WHAT YOU ARE ASKED TO DO →
In this exercise, the data must be written out exactly.

┌─ DATA TO USE

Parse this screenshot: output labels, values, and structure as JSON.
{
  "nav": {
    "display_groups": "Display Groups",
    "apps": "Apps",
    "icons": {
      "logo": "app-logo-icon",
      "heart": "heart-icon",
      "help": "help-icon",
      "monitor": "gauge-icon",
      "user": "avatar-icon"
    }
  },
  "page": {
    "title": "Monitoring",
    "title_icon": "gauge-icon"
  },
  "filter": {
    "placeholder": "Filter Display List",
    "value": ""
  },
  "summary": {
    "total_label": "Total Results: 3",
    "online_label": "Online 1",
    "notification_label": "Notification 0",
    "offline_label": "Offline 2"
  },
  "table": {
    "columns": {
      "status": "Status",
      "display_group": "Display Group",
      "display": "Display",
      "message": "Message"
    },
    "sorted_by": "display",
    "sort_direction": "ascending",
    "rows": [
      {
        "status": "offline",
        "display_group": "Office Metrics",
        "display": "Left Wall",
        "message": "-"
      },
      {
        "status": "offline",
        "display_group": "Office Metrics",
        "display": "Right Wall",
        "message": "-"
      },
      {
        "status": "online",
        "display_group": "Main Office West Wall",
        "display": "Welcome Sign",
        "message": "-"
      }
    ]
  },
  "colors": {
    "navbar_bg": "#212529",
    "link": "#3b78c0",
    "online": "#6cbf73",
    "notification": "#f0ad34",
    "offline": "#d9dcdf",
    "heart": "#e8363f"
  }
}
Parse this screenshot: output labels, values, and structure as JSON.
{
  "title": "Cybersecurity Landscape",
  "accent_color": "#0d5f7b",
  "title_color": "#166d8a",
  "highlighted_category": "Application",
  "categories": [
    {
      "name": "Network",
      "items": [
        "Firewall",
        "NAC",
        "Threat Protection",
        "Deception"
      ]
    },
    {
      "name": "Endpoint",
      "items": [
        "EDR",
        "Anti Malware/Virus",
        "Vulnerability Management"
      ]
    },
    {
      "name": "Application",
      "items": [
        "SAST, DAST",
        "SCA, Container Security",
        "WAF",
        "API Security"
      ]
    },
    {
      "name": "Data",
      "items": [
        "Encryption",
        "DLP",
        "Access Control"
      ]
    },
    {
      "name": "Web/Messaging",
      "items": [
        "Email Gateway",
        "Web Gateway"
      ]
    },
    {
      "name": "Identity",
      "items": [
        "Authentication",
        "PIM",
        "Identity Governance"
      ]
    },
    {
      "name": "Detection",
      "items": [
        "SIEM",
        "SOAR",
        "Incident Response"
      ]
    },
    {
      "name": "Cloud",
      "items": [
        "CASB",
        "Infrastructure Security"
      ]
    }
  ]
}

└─

WRITTEN RESPONSE →
Parse this screenshot: output labels, values, and structure as JSON.
{
  "nav": {
    "display_groups": "Display Groups",
    "apps": "Apps",
    "icons": {
      "logo": "app-logo-icon",
      "heart": "heart-icon",
      "help": "help-icon",
      "monitor": "gauge-icon",
      "user": "avatar-icon"
    }
  },
  "page": {
    "title": "Monitoring",
    "title_icon": "gauge-icon"
  },
  "filter": {
    "placeholder": "Filter Display List",
    "value": ""
  },
  "summary": {
    "total_label": "Total Results: 3",
    "online_label": "Online 1",
    "notification_label": "Notification 0",
    "offline_label": "Offline 2"
  },
  "table": {
    "columns": {
      "status": "Status",
      "display_group": "Display Group",
      "display": "Display",
      "message": "Message"
    },
    "sorted_by": "display",
    "sort_direction": "ascending",
    "rows": [
      {
        "status": "offline",
        "display_group": "Office Metrics",
        "display": "Left Wall",
        "message": "-"
      },
      {
        "status": "offline",
        "display_group": "Office Metrics",
        "display": "Right Wall",
        "message": "-"
      },
      {
        "status": "online",
        "display_group": "Main Office West Wall",
        "display": "Welcome Sign",
        "message": "-"
      }
    ]
  },
  "colors": {
    "navbar_bg": "#212529",
    "link": "#3b78c0",
    "online": "#6cbf73",
    "notification": "#f0ad34",
    "offline": "#d9dcdf",
    "heart": "#e8363f"
  }
}
Parse this screenshot: output labels, values, and structure as JSON.
{
  "title": "Cybersecurity Landscape",
  "accent_color": "#0d5f7b",
  "title_color": "#166d8a",
  "highlighted_category": "Application",
  "categories": [
    {
      "name": "Network",
      "items": [
        "Firewall",
        "NAC",
        "Threat Protection",
        "Deception"
      ]
    },
    {
      "name": "Endpoint",
      "items": [
        "EDR",
        "Anti Malware/Virus",
        "Vulnerability Management"
      ]
    },
    {
      "name": "Application",
      "items": [
        "SAST, DAST",
        "SCA, Container Security",
        "WAF",
        "API Security"
      ]
    },
    {
      "name": "Data",
      "items": [
        "Encryption",
        "DLP",
        "Access Control"
      ]
    },
    {
      "name": "Web/Messaging",
      "items": [
        "Email Gateway",
        "Web Gateway"
      ]
    },
    {
      "name": "Identity",
      "items": [
        "Authentication",
        "PIM",
        "Identity Governance"
      ]
    },
    {
      "name": "Detection",
      "items": [
        "SIEM",
        "SOAR",
        "Incident Response"
      ]
    },
    {
      "name": "Cloud",
      "items": [
        "CASB",
        "Infrastructure Security"
      ]
    }
  ]
}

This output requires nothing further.